■ THE RECORDS:
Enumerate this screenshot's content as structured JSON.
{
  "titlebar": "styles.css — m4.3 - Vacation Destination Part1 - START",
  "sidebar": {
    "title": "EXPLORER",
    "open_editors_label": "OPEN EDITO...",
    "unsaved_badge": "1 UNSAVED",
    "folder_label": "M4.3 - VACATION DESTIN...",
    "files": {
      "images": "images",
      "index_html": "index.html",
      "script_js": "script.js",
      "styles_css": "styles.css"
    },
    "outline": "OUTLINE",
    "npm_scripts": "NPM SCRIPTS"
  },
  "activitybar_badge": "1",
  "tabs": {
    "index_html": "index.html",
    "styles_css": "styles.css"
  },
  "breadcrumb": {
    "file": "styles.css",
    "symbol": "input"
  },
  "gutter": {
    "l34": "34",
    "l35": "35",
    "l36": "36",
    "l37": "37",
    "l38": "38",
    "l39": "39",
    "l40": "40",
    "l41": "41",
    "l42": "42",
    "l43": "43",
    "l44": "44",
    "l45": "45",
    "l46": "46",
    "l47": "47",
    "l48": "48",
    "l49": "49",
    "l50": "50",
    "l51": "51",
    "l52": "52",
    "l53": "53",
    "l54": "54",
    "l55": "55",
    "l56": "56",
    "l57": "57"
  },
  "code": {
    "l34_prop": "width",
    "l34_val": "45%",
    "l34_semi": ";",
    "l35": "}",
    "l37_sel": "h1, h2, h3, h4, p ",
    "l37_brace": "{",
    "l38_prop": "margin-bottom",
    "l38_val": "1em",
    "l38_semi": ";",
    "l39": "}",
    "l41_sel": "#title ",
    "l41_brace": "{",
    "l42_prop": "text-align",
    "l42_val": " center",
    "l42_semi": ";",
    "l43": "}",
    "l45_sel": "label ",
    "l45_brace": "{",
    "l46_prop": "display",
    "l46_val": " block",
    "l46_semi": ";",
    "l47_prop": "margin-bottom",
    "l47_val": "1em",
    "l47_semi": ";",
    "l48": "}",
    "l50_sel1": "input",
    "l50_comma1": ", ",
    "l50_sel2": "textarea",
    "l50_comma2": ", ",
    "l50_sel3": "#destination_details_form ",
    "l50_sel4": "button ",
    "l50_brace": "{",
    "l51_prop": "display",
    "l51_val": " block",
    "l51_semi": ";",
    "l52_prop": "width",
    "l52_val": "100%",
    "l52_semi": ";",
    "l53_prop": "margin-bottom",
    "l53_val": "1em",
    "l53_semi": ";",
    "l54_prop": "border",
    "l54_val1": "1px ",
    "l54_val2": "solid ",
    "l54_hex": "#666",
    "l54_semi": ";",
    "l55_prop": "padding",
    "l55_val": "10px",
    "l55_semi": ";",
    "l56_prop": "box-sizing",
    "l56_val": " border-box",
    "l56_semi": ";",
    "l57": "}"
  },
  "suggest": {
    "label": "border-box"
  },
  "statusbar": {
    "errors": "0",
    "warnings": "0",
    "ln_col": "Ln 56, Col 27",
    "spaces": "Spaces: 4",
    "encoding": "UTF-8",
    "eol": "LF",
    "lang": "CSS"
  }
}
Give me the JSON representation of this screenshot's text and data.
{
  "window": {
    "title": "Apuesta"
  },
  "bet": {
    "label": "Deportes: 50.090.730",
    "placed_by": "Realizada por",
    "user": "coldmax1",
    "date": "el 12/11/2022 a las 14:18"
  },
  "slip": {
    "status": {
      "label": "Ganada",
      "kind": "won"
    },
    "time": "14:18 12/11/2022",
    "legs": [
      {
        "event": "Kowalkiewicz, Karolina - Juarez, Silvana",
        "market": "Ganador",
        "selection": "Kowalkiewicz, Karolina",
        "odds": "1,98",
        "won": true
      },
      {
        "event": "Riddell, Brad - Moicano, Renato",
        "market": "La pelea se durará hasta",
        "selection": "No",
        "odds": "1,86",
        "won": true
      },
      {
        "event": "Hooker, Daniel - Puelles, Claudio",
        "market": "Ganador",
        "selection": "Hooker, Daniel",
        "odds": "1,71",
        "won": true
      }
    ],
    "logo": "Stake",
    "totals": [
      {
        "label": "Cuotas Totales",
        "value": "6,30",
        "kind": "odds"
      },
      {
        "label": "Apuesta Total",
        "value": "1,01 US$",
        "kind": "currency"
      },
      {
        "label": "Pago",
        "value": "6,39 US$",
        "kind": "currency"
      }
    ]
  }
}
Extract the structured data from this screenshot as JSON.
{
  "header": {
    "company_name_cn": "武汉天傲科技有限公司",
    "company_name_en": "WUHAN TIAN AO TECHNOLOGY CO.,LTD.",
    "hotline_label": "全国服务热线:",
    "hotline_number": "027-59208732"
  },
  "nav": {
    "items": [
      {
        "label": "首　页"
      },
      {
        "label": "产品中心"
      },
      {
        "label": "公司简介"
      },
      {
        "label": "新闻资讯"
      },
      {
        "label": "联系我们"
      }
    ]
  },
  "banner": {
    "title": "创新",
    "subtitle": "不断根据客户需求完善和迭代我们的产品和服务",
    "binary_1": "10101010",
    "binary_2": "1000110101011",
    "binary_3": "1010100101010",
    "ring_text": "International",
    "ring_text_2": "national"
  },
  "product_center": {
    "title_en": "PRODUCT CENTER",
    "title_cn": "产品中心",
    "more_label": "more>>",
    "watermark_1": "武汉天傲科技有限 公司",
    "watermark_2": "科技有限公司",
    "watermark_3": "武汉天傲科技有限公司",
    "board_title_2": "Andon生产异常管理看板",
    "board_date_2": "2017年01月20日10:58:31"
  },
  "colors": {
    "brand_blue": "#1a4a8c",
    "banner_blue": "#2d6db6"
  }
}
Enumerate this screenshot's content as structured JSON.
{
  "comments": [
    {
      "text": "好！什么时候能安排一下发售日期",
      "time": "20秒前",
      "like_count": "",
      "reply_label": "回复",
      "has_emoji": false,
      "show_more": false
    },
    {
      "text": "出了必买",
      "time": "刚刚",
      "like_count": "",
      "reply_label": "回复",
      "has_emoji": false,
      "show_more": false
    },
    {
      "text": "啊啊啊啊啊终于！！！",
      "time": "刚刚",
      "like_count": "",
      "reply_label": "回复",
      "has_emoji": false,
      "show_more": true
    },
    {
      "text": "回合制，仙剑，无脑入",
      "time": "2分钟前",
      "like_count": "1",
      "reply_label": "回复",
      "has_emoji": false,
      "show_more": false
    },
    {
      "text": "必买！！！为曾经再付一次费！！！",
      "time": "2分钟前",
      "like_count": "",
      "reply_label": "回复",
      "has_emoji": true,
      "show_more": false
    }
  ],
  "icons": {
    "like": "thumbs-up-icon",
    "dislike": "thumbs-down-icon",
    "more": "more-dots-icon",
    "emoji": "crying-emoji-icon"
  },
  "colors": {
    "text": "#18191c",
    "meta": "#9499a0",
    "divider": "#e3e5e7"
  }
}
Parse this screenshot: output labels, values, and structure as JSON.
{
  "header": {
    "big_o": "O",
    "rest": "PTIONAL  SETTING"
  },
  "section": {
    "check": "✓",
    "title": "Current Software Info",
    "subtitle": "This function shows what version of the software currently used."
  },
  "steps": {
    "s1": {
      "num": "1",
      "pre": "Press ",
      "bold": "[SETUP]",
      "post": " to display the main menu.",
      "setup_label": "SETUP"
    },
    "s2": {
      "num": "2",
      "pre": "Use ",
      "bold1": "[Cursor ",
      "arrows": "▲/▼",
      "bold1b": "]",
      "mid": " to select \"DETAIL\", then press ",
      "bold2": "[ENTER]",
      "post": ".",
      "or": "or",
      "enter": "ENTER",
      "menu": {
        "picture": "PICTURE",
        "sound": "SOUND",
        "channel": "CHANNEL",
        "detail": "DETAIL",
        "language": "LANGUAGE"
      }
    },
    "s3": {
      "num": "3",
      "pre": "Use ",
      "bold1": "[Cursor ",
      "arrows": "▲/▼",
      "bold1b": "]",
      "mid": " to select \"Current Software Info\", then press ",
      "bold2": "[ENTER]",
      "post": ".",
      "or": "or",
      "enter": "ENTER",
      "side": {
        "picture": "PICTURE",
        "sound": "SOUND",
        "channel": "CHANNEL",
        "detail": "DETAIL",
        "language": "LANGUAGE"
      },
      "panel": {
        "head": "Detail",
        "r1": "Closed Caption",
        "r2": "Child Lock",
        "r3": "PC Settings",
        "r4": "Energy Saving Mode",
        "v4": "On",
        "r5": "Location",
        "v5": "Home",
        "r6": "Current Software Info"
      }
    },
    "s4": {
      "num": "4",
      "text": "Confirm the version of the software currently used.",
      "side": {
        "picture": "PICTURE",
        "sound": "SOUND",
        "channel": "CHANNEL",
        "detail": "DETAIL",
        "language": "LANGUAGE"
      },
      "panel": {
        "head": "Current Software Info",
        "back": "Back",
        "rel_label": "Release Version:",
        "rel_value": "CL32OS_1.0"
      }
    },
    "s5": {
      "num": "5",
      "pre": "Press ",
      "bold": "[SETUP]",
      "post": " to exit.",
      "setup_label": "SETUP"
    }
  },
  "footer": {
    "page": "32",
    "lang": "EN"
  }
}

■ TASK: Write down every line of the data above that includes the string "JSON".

■ SOLUTION TO THIS PROBLEM:
Enumerate this screenshot's content as structured JSON.
Give me the JSON representation of this screenshot's text and data.
Extract the structured data from this screenshot as JSON.
Enumerate this screenshot's content as structured JSON.
Parse this screenshot: output labels, values, and structure as JSON.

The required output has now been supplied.